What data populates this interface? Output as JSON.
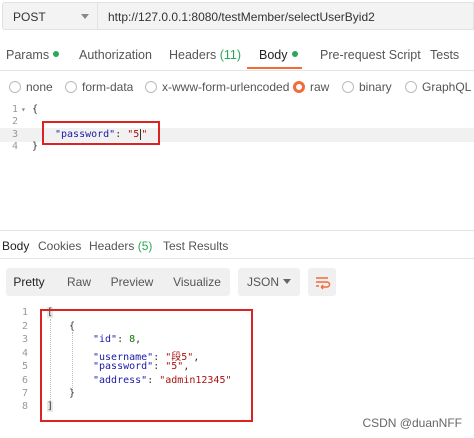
{
  "request": {
    "method": "POST",
    "url": "http://127.0.0.1:8080/testMember/selectUserByid2"
  },
  "request_tabs": [
    {
      "label": "Params",
      "dot": true
    },
    {
      "label": "Authorization"
    },
    {
      "label": "Headers",
      "count": "(11)"
    },
    {
      "label": "Body",
      "dot": true,
      "active": true
    },
    {
      "label": "Pre-request Script"
    },
    {
      "label": "Tests"
    }
  ],
  "body_types": [
    {
      "label": "none"
    },
    {
      "label": "form-data"
    },
    {
      "label": "x-www-form-urlencoded"
    },
    {
      "label": "raw",
      "selected": true
    },
    {
      "label": "binary"
    },
    {
      "label": "GraphQL"
    }
  ],
  "request_body": {
    "lines": [
      "1",
      "2",
      "3",
      "4"
    ],
    "open_brace": "{",
    "key": "\"password\"",
    "colon": ": ",
    "value_open": "\"5",
    "value_close": "\"",
    "close_brace": "}"
  },
  "response_tabs": [
    {
      "label": "Body",
      "active": true
    },
    {
      "label": "Cookies"
    },
    {
      "label": "Headers",
      "count": "(5)"
    },
    {
      "label": "Test Results"
    }
  ],
  "response_toolbar": {
    "views": [
      "Pretty",
      "Raw",
      "Preview",
      "Visualize"
    ],
    "format": "JSON"
  },
  "response_body": {
    "lines": [
      "1",
      "2",
      "3",
      "4",
      "5",
      "6",
      "7",
      "8"
    ],
    "open_bracket": "[",
    "open_brace": "{",
    "id_key": "\"id\"",
    "id_value": "8",
    "username_key": "\"username\"",
    "username_value": "\"段5\"",
    "password_key": "\"password\"",
    "password_value": "\"5\"",
    "address_key": "\"address\"",
    "address_value": "\"admin12345\"",
    "close_brace": "}",
    "close_bracket": "]"
  },
  "watermark": "CSDN @duanNFF",
  "colors": {
    "accent": "#f26b3a",
    "status_green": "#27a957",
    "highlight_red": "#dd2222"
  }
}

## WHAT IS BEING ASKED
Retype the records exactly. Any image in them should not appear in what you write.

## ANSWER TO THIS TASK
What data populates this interface? Output as JSON.
{
  "request": {
    "method": "POST",
    "url": "http://127.0.0.1:8080/testMember/selectUserByid2"
  },
  "request_tabs": [
    {
      "label": "Params",
      "dot": true
    },
    {
      "label": "Authorization"
    },
    {
      "label": "Headers",
      "count": "(11)"
    },
    {
      "label": "Body",
      "dot": true,
      "active": true
    },
    {
      "label": "Pre-request Script"
    },
    {
      "label": "Tests"
    }
  ],
  "body_types": [
    {
      "label": "none"
    },
    {
      "label": "form-data"
    },
    {
      "label": "x-www-form-urlencoded"
    },
    {
      "label": "raw",
      "selected": true
    },
    {
      "label": "binary"
    },
    {
      "label": "GraphQL"
    }
  ],
  "request_body": {
    "lines": [
      "1",
      "2",
      "3",
      "4"
    ],
    "open_brace": "{",
    "key": "\"password\"",
    "colon": ": ",
    "value_open": "\"5",
    "value_close": "\"",
    "close_brace": "}"
  },
  "response_tabs": [
    {
      "label": "Body",
      "active": true
    },
    {
      "label": "Cookies"
    },
    {
      "label": "Headers",
      "count": "(5)"
    },
    {
      "label": "Test Results"
    }
  ],
  "response_toolbar": {
    "views": [
      "Pretty",
      "Raw",
      "Preview",
      "Visualize"
    ],
    "format": "JSON"
  },
  "response_body": {
    "lines": [
      "1",
      "2",
      "3",
      "4",
      "5",
      "6",
      "7",
      "8"
    ],
    "open_bracket": "[",
    "open_brace": "{",
    "id_key": "\"id\"",
    "id_value": "8",
    "username_key": "\"username\"",
    "username_value": "\"段5\"",
    "password_key": "\"password\"",
    "password_value": "\"5\"",
    "address_key": "\"address\"",
    "address_value": "\"admin12345\"",
    "close_brace": "}",
    "close_bracket": "]"
  },
  "watermark": "CSDN @duanNFF",
  "colors": {
    "accent": "#f26b3a",
    "status_green": "#27a957",
    "highlight_red": "#dd2222"
  }
}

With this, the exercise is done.